May 30, 2015

Stalking Is A Crime

Have you ever had a stalker or know someone who has been the victim of a stalker?

Stalking is an ambiguous crime. The victim suffers the psychological effects of their stalker's actions; the effects include anxiety, stress, emotional distress, but the actions of the stalker are so obscure that it is difficult to call the police to make a report.

When describing the actions of the stalker to my therapist, who has known me for over 30 years, she nods her head in complete agreement.

"Yes, in the truest definition of stalking, you are being stalked!" she says.

What is the definition of Stalking you might ask!

Wikipedia states: "Stalking is unwanted or obsessive attention by an individual or group toward another person. Stalking behaviors are related to harassment and intimidation and may include following the victim in person or monitoring them."

The psychological effects can be overwhelming, in my case, the symptoms of my PTSD are exacerbated.  In the article, Cyberstalking, Lamber Royakkers writes, "Stalking is a form of mental assault, in which the perpetrator repeatedly, un-wantedly, and disruptively breaks into the life-world of the victim, with whom they have no relationship (or no longer have). Moreover, the separated acts that make up the intrusion cannot by themselves cause the mental abuse, but do taken together (cumulative effect)."

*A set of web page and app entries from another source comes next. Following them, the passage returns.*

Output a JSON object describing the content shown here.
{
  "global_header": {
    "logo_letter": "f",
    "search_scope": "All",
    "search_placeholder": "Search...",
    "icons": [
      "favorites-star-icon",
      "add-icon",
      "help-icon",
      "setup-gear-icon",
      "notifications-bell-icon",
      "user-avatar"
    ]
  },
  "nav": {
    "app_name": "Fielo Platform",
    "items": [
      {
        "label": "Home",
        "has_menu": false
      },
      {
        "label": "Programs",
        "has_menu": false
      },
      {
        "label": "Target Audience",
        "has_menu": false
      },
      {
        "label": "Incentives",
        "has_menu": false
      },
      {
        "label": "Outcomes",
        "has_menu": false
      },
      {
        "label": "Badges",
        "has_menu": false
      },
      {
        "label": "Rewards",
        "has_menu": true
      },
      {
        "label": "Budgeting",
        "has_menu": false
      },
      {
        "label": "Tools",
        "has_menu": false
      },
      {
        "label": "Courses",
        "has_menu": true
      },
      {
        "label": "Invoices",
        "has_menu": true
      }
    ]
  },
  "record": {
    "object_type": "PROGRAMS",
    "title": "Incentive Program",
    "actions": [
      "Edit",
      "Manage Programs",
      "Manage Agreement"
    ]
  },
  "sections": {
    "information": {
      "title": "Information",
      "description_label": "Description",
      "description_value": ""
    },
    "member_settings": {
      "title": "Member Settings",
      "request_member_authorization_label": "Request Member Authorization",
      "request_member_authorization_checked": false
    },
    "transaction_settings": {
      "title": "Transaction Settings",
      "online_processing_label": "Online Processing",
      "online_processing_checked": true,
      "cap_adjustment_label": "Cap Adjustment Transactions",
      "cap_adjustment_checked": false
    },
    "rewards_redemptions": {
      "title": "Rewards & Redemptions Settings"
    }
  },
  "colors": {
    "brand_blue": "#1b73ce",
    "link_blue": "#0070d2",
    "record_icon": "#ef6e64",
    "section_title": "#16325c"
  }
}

 Wikipedia also notes that women typically stalk other women while men will usually stalk women.

Five different types of stalkers have been identified in an article in the monthly magazine Psychology. It is titled,  A Study of Stalkers and defines the five distinct types as:

1. Rejected Stalkers. These individuals pursue their victims in order to reverse, correct, or avenge a rejection.
2.  Resentful Stalkers. The stalking is to pursue a vendetta because of a sense of grievance against the victims – motivated mainly by the desire to frighten or distress the victim.
3, 4 and 5 are described as Intimacy, Incompetent or Predatory Stalkers, which, for this post, we will ignore.

Stalking was deemed illegal in the United States in 1990 but remains a controversial crime because a conviction does not require proof of physical harm to the victim.  How does one build a case?

Documentation is vital. Are you being watched? Does the stalker read your blog and make calls to family or friends to get the details, to gather information about you? Do you feel that you are being watched or does stalker intrude on your personal life?

Manipulation? Stalkers are looking for interaction with their victims, even though it is uninvited interaction. Is your stalker making up stories about you to others thinking that you will have to interact with them to "set the story straight?"

Internet Stalking, other wise called Cyber-stalking is also a crime. Has your stalker intimidated you into changing your online habits?

Defamation of character is another tactic for forced interaction.Stalkers try to isolate their victims from family and friends by releasing character-damaging information, whether it is true or not. Most people will pull away from such exchanges. Don't let yourself be isolated. Step up, tell the truth or explain your side of the situation. Again: Document the event.

Stalking is subtle but pervasive. Cumulative unwanted contact can harm you. Document all unwanted contact.

Call the police and file a complaint and request a restraining order. Your documentation will help.

No comments:

Post a Comment

Comment Please but Play Nice!